TO DO
Please, without the pictures, restate every entry exactly.

RECORD EXTRACTS
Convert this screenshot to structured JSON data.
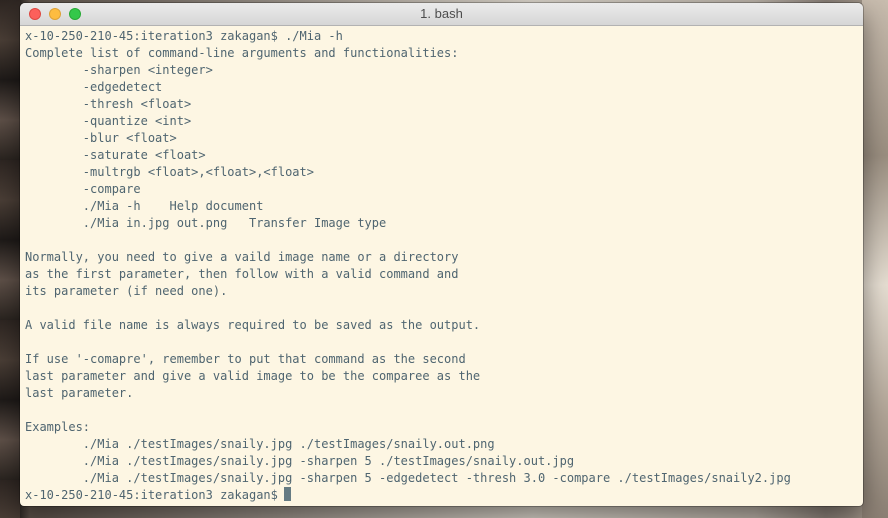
{
  "window": {
    "title": "1. bash"
  },
  "terminal": {
    "lines": [
      "x-10-250-210-45:iteration3 zakagan$ ./Mia -h",
      "Complete list of command-line arguments and functionalities:",
      "        -sharpen <integer>",
      "        -edgedetect",
      "        -thresh <float>",
      "        -quantize <int>",
      "        -blur <float>",
      "        -saturate <float>",
      "        -multrgb <float>,<float>,<float>",
      "        -compare",
      "        ./Mia -h    Help document",
      "        ./Mia in.jpg out.png   Transfer Image type",
      "",
      "Normally, you need to give a vaild image name or a directory",
      "as the first parameter, then follow with a valid command and",
      "its parameter (if need one).",
      "",
      "A valid file name is always required to be saved as the output.",
      "",
      "If use '-comapre', remember to put that command as the second",
      "last parameter and give a valid image to be the comparee as the",
      "last parameter.",
      "",
      "Examples:",
      "        ./Mia ./testImages/snaily.jpg ./testImages/snaily.out.png",
      "        ./Mia ./testImages/snaily.jpg -sharpen 5 ./testImages/snaily.out.jpg",
      "        ./Mia ./testImages/snaily.jpg -sharpen 5 -edgedetect -thresh 3.0 -compare ./testImages/snaily2.jpg"
    ],
    "prompt": "x-10-250-210-45:iteration3 zakagan$"
  },
  "colors": {
    "terminal_background": "#fdf6e3",
    "terminal_text": "#4f6570",
    "close_button": "#fc605b",
    "minimize_button": "#fdbc40",
    "maximize_button": "#34c84a"
  }
}
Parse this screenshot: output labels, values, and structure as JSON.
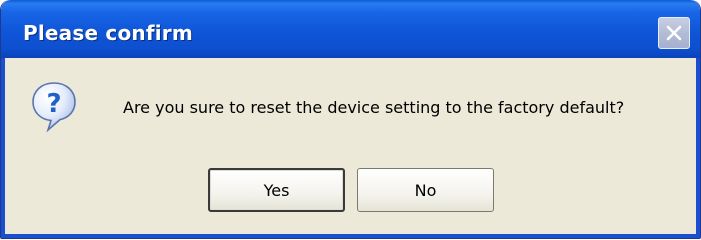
{
  "dialog": {
    "title": "Please confirm",
    "message": "Are you sure to reset the device setting to the factory default?",
    "icon": "question-icon",
    "buttons": {
      "yes_label": "Yes",
      "no_label": "No"
    },
    "close_icon": "close-icon"
  },
  "colors": {
    "titlebar": "#0f55d8",
    "title_text": "#ffffff",
    "body_background": "#ece9d8",
    "icon_blue": "#1f5fc8"
  }
}
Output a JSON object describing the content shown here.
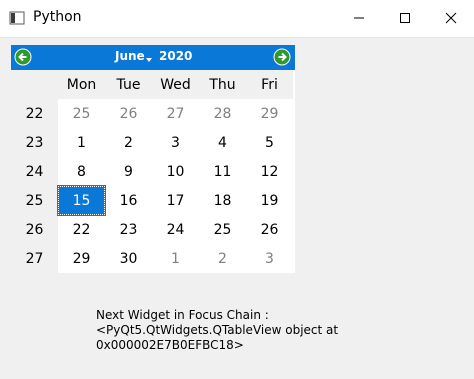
{
  "window": {
    "title": "Python",
    "minimize_icon": "minimize-icon",
    "maximize_icon": "maximize-icon",
    "close_icon": "close-icon"
  },
  "calendar": {
    "month": "June",
    "year": "2020",
    "prev_icon": "arrow-left-circle-icon",
    "next_icon": "arrow-right-circle-icon",
    "accent_color": "#0a78d7",
    "day_headers": [
      "Mon",
      "Tue",
      "Wed",
      "Thu",
      "Fri"
    ],
    "week_numbers": [
      "22",
      "23",
      "24",
      "25",
      "26",
      "27"
    ],
    "rows": [
      [
        "25",
        "26",
        "27",
        "28",
        "29"
      ],
      [
        "1",
        "2",
        "3",
        "4",
        "5"
      ],
      [
        "8",
        "9",
        "10",
        "11",
        "12"
      ],
      [
        "15",
        "16",
        "17",
        "18",
        "19"
      ],
      [
        "22",
        "23",
        "24",
        "25",
        "26"
      ],
      [
        "29",
        "30",
        "1",
        "2",
        "3"
      ]
    ],
    "selected_day": "15"
  },
  "focus_info": {
    "line1": "Next Widget in Focus Chain :",
    "line2": "<PyQt5.QtWidgets.QTableView object at",
    "line3": "0x000002E7B0EFBC18>"
  }
}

RESPONSE BELOW
Convert this screenshot to structured JSON data.
{
  "window": {
    "title": "1. bash"
  },
  "terminal": {
    "lines": [
      "x-10-250-210-45:iteration3 zakagan$ ./Mia -h",
      "Complete list of command-line arguments and functionalities:",
      "        -sharpen <integer>",
      "        -edgedetect",
      "        -thresh <float>",
      "        -quantize <int>",
      "        -blur <float>",
      "        -saturate <float>",
      "        -multrgb <float>,<float>,<float>",
      "        -compare",
      "        ./Mia -h    Help document",
      "        ./Mia in.jpg out.png   Transfer Image type",
      "",
      "Normally, you need to give a vaild image name or a directory",
      "as the first parameter, then follow with a valid command and",
      "its parameter (if need one).",
      "",
      "A valid file name is always required to be saved as the output.",
      "",
      "If use '-comapre', remember to put that command as the second",
      "last parameter and give a valid image to be the comparee as the",
      "last parameter.",
      "",
      "Examples:",
      "        ./Mia ./testImages/snaily.jpg ./testImages/snaily.out.png",
      "        ./Mia ./testImages/snaily.jpg -sharpen 5 ./testImages/snaily.out.jpg",
      "        ./Mia ./testImages/snaily.jpg -sharpen 5 -edgedetect -thresh 3.0 -compare ./testImages/snaily2.jpg"
    ],
    "prompt": "x-10-250-210-45:iteration3 zakagan$"
  },
  "colors": {
    "terminal_background": "#fdf6e3",
    "terminal_text": "#4f6570",
    "close_button": "#fc605b",
    "minimize_button": "#fdbc40",
    "maximize_button": "#34c84a"
  }
}
Parse this screenshot: output labels, values, and structure as JSON.
{
  "dialog": {
    "title": "Please confirm",
    "message": "Are you sure to reset the device setting to the factory default?",
    "icon": "question-icon",
    "buttons": {
      "yes_label": "Yes",
      "no_label": "No"
    },
    "close_icon": "close-icon"
  },
  "colors": {
    "titlebar": "#0f55d8",
    "title_text": "#ffffff",
    "body_background": "#ece9d8",
    "icon_blue": "#1f5fc8"
  }
}
Output a JSON object describing the content shown here.
{
  "window": {
    "title": "Python",
    "minimize_icon": "minimize-icon",
    "maximize_icon": "maximize-icon",
    "close_icon": "close-icon"
  },
  "calendar": {
    "month": "June",
    "year": "2020",
    "prev_icon": "arrow-left-circle-icon",
    "next_icon": "arrow-right-circle-icon",
    "accent_color": "#0a78d7",
    "day_headers": [
      "Mon",
      "Tue",
      "Wed",
      "Thu",
      "Fri"
    ],
    "week_numbers": [
      "22",
      "23",
      "24",
      "25",
      "26",
      "27"
    ],
    "rows": [
      [
        "25",
        "26",
        "27",
        "28",
        "29"
      ],
      [
        "1",
        "2",
        "3",
        "4",
        "5"
      ],
      [
        "8",
        "9",
        "10",
        "11",
        "12"
      ],
      [
        "15",
        "16",
        "17",
        "18",
        "19"
      ],
      [
        "22",
        "23",
        "24",
        "25",
        "26"
      ],
      [
        "29",
        "30",
        "1",
        "2",
        "3"
      ]
    ],
    "selected_day": "15"
  },
  "focus_info": {
    "line1": "Next Widget in Focus Chain :",
    "line2": "<PyQt5.QtWidgets.QTableView object at",
    "line3": "0x000002E7B0EFBC18>"
  }
}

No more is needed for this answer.